*TASK DIRECTIONS:*
Pull each line containing "possible" out of the data and copy it.

*DATA SHOWN:*

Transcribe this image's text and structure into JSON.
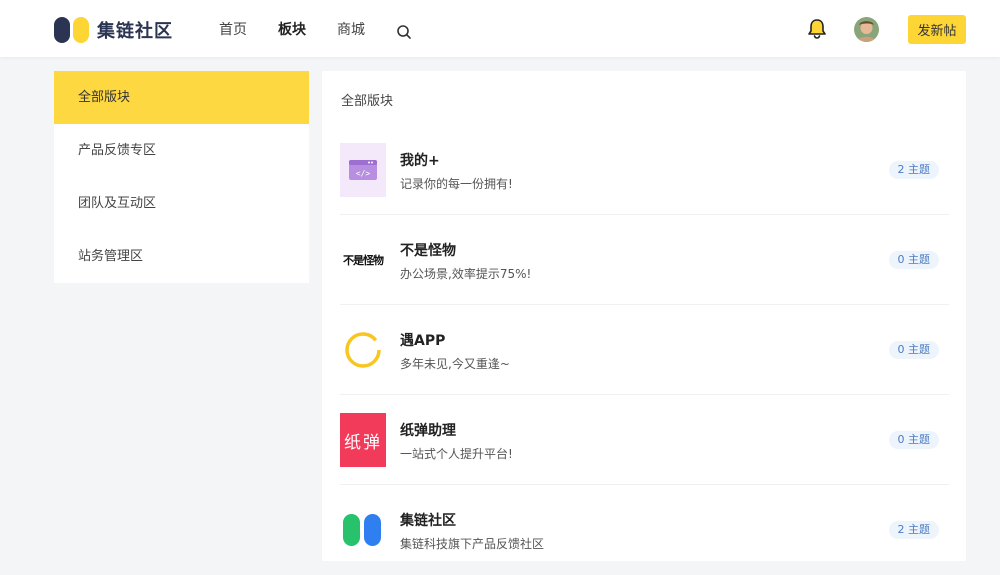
{
  "header": {
    "logo_text": "集链社区",
    "nav": [
      {
        "label": "首页"
      },
      {
        "label": "板块"
      },
      {
        "label": "商城"
      }
    ],
    "post_button": "发新帖",
    "icons": {
      "search": "search-icon",
      "bell": "bell-icon"
    }
  },
  "sidebar": {
    "items": [
      {
        "label": "全部版块"
      },
      {
        "label": "产品反馈专区"
      },
      {
        "label": "团队及互动区"
      },
      {
        "label": "站务管理区"
      }
    ]
  },
  "main": {
    "title": "全部版块",
    "boards": [
      {
        "name": "我的+",
        "desc": "记录你的每一份拥有!",
        "count": "2 主题",
        "icon_text": "</>"
      },
      {
        "name": "不是怪物",
        "desc": "办公场景,效率提示75%!",
        "count": "0 主题",
        "icon_text": "不是怪物"
      },
      {
        "name": "遇APP",
        "desc": "多年未见,今又重逢~",
        "count": "0 主题"
      },
      {
        "name": "纸弹助理",
        "desc": "一站式个人提升平台!",
        "count": "0 主题",
        "icon_text": "纸弹"
      },
      {
        "name": "集链社区",
        "desc": "集链科技旗下产品反馈社区",
        "count": "2 主题"
      }
    ]
  },
  "colors": {
    "accent": "#fdd535",
    "logo_dark": "#2b3452",
    "logo_yellow": "#fdd535",
    "count_text": "#4a7cc4"
  }
}
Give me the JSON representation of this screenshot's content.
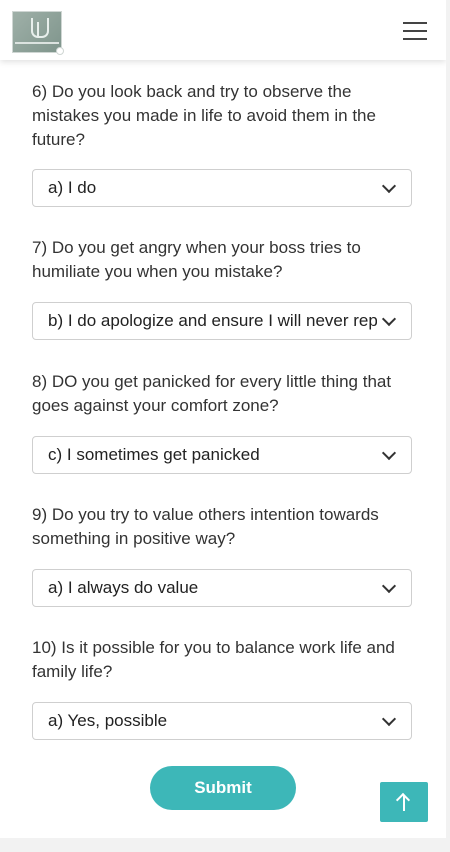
{
  "questions": [
    {
      "text": "6) Do you look back and try to observe the mistakes you made in life to avoid them in the future?",
      "selected": "a) I do"
    },
    {
      "text": "7) Do you get angry when your boss tries to humiliate you when you mistake?",
      "selected": "b) I do apologize and ensure I will never repeat it"
    },
    {
      "text": "8) DO you get panicked for every little thing that goes against your comfort zone?",
      "selected": "c) I sometimes get panicked"
    },
    {
      "text": "9) Do you try to value others intention towards something in positive way?",
      "selected": "a) I always do value"
    },
    {
      "text": "10) Is it possible for you to balance work life and family life?",
      "selected": "a) Yes, possible"
    }
  ],
  "form": {
    "submit_label": "Submit"
  },
  "colors": {
    "accent": "#3db7b8"
  },
  "icons": {
    "menu": "hamburger-menu-icon",
    "dropdown": "chevron-down-icon",
    "scroll_top": "arrow-up-icon"
  }
}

*ANSWER FOR THIS EXERCISE:*
      "text": "10) Is it possible for you to balance work life and family life?",
      "selected": "a) Yes, possible"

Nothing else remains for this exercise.